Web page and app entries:
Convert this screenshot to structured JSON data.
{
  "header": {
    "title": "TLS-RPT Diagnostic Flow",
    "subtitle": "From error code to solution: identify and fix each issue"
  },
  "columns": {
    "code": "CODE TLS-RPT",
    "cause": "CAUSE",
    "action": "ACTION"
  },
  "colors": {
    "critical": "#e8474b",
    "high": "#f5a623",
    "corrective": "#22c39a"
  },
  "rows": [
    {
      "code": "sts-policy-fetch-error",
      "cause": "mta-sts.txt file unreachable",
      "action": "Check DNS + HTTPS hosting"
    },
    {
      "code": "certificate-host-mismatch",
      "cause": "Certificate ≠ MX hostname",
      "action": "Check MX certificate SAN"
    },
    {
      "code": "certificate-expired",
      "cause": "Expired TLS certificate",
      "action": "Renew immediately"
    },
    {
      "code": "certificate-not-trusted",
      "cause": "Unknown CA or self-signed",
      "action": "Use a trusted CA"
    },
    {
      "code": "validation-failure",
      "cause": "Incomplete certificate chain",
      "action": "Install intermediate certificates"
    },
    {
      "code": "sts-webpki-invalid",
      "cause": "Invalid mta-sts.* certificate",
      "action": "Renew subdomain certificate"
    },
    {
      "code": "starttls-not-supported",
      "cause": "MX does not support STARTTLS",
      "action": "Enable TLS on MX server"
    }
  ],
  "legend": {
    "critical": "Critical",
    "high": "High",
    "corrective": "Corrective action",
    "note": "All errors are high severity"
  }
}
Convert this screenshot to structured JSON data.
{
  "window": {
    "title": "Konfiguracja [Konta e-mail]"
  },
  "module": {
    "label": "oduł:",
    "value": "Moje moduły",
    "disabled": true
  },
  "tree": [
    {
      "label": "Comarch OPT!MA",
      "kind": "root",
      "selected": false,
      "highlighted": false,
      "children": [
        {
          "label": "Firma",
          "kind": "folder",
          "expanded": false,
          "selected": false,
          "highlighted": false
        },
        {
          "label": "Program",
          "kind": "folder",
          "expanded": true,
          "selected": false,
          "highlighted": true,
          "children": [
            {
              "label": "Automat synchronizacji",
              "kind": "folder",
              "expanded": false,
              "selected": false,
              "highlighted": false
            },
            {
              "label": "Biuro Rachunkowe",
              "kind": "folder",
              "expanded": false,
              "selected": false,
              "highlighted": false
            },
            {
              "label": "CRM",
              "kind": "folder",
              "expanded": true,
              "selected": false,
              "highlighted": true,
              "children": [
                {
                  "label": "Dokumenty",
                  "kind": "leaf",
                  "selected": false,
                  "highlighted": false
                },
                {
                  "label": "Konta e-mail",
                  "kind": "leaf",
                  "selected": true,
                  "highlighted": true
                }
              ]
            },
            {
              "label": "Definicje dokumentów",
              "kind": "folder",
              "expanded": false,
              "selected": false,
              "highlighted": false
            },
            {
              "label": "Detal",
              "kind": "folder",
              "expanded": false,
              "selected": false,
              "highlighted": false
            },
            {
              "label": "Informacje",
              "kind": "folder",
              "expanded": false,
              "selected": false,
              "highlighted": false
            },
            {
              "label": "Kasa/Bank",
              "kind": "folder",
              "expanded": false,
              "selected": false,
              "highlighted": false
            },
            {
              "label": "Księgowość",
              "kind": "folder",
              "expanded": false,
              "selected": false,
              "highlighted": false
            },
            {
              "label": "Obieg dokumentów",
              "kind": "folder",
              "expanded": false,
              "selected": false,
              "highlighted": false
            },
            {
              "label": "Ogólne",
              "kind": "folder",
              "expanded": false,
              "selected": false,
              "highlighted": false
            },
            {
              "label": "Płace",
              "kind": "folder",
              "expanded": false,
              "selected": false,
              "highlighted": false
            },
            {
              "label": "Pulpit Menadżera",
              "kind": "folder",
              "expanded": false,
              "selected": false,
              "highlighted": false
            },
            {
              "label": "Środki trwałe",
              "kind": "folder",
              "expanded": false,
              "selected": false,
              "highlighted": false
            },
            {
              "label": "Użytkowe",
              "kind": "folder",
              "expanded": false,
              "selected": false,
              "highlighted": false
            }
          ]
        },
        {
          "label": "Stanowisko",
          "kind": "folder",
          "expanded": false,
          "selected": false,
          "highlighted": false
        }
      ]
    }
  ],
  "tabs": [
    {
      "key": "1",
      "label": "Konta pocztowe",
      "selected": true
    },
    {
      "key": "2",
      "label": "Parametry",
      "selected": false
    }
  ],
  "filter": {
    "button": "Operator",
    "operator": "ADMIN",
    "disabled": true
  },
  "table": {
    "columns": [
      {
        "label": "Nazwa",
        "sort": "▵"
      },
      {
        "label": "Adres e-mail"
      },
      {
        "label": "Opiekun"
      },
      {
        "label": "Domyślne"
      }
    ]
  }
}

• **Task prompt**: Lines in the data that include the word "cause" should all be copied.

• **Written response**:
    "cause": "CAUSE",
      "cause": "mta-sts.txt file unreachable",
      "cause": "Certificate ≠ MX hostname",
      "cause": "Expired TLS certificate",
      "cause": "Unknown CA or self-signed",
      "cause": "Incomplete certificate chain",
      "cause": "Invalid mta-sts.* certificate",
      "cause": "MX does not support STARTTLS",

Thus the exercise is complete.